And in other news, Episode 27 of SlowTVStitchery is now live, and discusses reaching an important turning point, and the delights of solving embroidering puzzles.
Regular readers will know that I like large projects for myself; it won’t have been so obvious that I am interested in community or group projects as well. Not just the stitching, but the inspiration, organisation, management and quality control necessary to bring such projects to a successful conclusion.
And make no mistake – quality control can be a serious issue. Often you will hear it suggested that volunteers can’t be expected to do good work, or that, because they are volunteers, anything they produce, however sloppy, should be accepted with enthusiasm and gratitude.
Well, I’m sorry, but I don’t agree. Volunteers should be expected to want to do well, and to practise to make sure that they do.
The volunteers who stitched the Jersey Occupation Tapestry were asked to stitch sample pieces before starting on the real thing. The twelve panels of the Tapestry are worked entirely in Basketweave Tent stitch, which is an easy stitch – but that very simplicity means that there are no textural variations available to hide variations in technique. So all the stitching had to be right. And it was.
The panels were designed by a curator at Jersey Heritage, who then drew out the designs on canvas and marked the thread colours for each element. In the case of seas, skies and such sections, he suggested a range of colours and allowed the stitchers to use their own artistic skills to bring those elements to life. If you look at the photos, I think you’ll agree that his faith in them has been triumphantly justified.
The Jersey Occupation Tapestry Gallery is part of the Maritime Museum in St Helier, and was worked to commemorate the Liberation of the Channel Islands in 1945. Unlike some textile galleries, they don’t mind photographs being taken, although as the panels are displayed behind glass, flashes would be counterproductive as well as unpopular! The display includes some details about Albert Bedane, and a video about the making of the tapestry. Some of the stitchers were children on the island during the Occupation, and some of their memories are included in the designs.
Altogether I had a fascinating time, and can recommend it highly!
I recently had a trip to London, when I managed to fit in a brief visit to The Petrie Museum of Egyptian Archaeology as part of my background research for the Dreams of Amarna panels. Sir William Matthew Flinders Petrie excavated at Amarna during the 1890s, finding and recording a fine painted pavement, since destroyed, of which Mary Chubb, who wrote the book which inspired the Dreams of Amarna project, would certainly have known. He also trained Howard Carter, whose discovery of Tutankhamun’s tomb sparked the Egyptological fever that took hold in Europe and indirectly provided the impetus for Mary’s career.

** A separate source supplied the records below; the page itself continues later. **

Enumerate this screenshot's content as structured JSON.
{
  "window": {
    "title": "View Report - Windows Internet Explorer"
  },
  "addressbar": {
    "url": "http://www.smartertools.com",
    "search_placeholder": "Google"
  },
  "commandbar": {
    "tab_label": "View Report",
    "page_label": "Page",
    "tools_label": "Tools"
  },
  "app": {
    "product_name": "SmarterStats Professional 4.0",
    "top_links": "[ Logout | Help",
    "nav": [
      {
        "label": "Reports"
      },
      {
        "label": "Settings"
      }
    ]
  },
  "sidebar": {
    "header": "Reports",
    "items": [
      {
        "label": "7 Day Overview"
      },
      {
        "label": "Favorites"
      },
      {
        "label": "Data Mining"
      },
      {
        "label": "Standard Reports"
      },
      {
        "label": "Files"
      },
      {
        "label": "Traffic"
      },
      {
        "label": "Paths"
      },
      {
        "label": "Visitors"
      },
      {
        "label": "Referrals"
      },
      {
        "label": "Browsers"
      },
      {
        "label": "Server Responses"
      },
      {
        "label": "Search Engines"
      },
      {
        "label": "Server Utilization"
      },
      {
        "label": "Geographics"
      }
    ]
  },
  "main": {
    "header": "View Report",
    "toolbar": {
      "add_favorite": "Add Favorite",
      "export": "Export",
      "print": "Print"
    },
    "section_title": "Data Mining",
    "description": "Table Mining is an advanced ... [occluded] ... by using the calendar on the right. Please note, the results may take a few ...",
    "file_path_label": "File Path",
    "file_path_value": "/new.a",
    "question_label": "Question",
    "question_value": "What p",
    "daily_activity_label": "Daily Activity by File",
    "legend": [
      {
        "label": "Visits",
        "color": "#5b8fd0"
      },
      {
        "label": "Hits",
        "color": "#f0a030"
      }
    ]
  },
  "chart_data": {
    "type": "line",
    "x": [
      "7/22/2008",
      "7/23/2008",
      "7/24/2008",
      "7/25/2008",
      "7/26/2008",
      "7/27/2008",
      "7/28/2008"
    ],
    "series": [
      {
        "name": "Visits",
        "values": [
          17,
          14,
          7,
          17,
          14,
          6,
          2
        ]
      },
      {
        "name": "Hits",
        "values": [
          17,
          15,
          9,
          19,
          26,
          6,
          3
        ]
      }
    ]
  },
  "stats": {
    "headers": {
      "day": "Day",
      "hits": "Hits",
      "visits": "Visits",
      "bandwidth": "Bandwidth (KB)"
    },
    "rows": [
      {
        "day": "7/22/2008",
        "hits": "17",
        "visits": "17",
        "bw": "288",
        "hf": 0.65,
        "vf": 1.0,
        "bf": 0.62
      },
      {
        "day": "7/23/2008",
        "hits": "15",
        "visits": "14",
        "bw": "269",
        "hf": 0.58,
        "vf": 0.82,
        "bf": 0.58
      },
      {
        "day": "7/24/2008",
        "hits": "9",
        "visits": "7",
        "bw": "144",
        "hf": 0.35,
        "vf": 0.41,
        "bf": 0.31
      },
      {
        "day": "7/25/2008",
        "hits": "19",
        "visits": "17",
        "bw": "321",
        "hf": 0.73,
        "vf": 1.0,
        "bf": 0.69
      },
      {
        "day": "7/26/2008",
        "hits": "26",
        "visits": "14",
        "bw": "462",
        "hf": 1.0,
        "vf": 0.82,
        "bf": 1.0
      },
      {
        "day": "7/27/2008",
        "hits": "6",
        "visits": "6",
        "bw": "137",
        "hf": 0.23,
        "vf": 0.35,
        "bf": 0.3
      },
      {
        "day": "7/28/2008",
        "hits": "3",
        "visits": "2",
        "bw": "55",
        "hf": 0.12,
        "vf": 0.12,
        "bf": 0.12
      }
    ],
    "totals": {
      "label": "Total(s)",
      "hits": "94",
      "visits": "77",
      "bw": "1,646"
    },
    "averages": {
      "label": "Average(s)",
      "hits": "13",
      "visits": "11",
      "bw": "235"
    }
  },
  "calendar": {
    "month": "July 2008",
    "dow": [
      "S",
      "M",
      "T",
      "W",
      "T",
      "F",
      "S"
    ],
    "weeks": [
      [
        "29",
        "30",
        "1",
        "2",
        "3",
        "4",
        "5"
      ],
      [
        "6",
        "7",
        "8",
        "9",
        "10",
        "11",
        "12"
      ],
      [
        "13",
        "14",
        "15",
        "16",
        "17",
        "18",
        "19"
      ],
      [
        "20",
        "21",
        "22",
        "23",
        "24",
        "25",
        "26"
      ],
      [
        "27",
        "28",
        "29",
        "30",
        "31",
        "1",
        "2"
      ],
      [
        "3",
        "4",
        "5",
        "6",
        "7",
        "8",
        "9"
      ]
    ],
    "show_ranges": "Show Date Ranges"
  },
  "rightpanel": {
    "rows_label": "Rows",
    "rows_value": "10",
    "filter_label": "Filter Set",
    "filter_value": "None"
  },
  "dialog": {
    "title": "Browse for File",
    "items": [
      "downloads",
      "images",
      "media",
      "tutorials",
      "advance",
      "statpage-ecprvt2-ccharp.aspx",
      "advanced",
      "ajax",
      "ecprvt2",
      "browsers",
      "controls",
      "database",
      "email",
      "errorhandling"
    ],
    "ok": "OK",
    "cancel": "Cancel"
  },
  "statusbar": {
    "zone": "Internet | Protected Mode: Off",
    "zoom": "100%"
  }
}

I arrived late in the day, and really didn’t have much time to look around, but I did tell the lady at the desk why I was interested, and was rather startled when she said “Oh, then there is something you must see!” and took me to see it. It turned out to be a modern tapestry, woven at the Ramses Wissa Wassef Art Centre in Saqqara (itself a place to set Egyptologists a-tingle) and named “Dahsur Lake” . The tapestry is very reminiscent of the Amarna style, full of life and colour, vigorous and joyful. The weavers produce their panels without sketches behind their looms, and I am astonished at what they have produced.
Clearly I am not alone in finding the art and story of Amarna inspiring. I wonder, will I produce something as good?